Vodafone UK CEO Hoencamp: ‘Network isn’t good enough’


He vows to use £1 billion investment for this year to make “very significant improvements”, and also outlines plans for the launch of its broadband and TV services 

Vodafone UK CEO Jeroen Hoencamp has admitted its network “isn’t as good as it should be” as the operator embarks on a £1 billion investment programme this year.

In an interview with the Financial Times, Hoencamp laid out plans for the spend, claiming “nothing else matters without the network.”

This is part of Project Spring, which was announced in November 2013 and will see Vodafone Group invest £7 billion in networks and services by March 2016.

However, after admitting Vodafone’s UK network isn’t good enough at the moment, Hoencamp said “significant improvements” are being made.

London will be key to this, and will benefit rom an additional 1,000 mobile masts to create what he claimed would be “world class” coverage. Vodafone has also installed the highest connection in Europe near the top of the Shard, which is 308 metres high.

Hoencamp said: “Nothing else matters without the network.
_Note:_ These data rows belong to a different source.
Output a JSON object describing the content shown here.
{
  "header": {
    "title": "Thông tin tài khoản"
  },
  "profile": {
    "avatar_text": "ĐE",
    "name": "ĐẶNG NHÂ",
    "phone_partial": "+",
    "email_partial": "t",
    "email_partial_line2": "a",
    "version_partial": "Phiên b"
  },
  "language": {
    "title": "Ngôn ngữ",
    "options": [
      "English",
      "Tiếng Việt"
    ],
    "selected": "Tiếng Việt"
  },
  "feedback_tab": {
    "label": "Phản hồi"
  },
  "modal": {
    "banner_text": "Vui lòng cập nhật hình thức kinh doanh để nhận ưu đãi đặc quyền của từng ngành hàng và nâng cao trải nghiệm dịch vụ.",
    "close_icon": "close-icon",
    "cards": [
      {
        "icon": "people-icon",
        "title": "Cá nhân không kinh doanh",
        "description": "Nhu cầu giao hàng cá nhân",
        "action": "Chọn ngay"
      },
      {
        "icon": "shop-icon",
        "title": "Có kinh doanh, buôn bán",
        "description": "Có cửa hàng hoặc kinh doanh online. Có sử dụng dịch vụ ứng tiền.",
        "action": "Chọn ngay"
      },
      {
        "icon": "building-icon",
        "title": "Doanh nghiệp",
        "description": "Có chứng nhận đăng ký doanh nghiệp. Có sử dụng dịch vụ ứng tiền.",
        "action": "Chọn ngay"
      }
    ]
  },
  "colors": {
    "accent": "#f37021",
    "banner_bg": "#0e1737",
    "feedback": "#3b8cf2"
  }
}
It isn’t as good as it should be and isn’t as good as it can be. Very significant improvements are being made.

“It’s been a turbulent year both in and out of Vodafone. Not all market developments are necessarily good but it creates opportunity.”

Broadband and TV

With BT’s £12.5 billion acquisition of EE confirmed (subject to regulatory approval) and Hutchison Whampoa’s £10.25 billion purchase of O2 UK announced, Vodafone itself has been the subject of intense speculation over who it might buy.

Hoencamp revealed Vodafone has looked at acquisition targets such as TalkTalk to boost its entry into the quad-play market.

Whether an acquisition is made or not, the operator is planning to launch consumer broadband services this year, followed by TV services to compete with those offered by Sky, BT, TalkTalk and EE.

He said content will come through partners, as opposed to buying or making its own content, with the company providing from TV sets to mobile phones and tablets that would allow users to watch TV and browse the internet regardless of where they are.


  1. A good point made in the previous comment, but it was just the field facing engineers that were outsourced not all engineers. Some have since been insourced (QoS, radio planning etc).

    But agree that the outsource should never have happened as it was just a cost saving excerise and the long time effect on the network wasn’t considered, or if it was they got it totally wrong.

    I was hoping for some insource deal when VF and O2 accounced their network sharing deal, as having a dedicated field force covering these would make perfect sense, probably working from the JV CTIL. They have insourced some since (QoS, radio planning etc) but for me this isn’t far enough.

  2. Maybe they shouldn’t have outsourced all their Engineers to Ericsson then! They were warned they were putting the network at risk, did they care? Did they heck, all comes down to the money and they seem to have only just noticed the network has gone to sh*t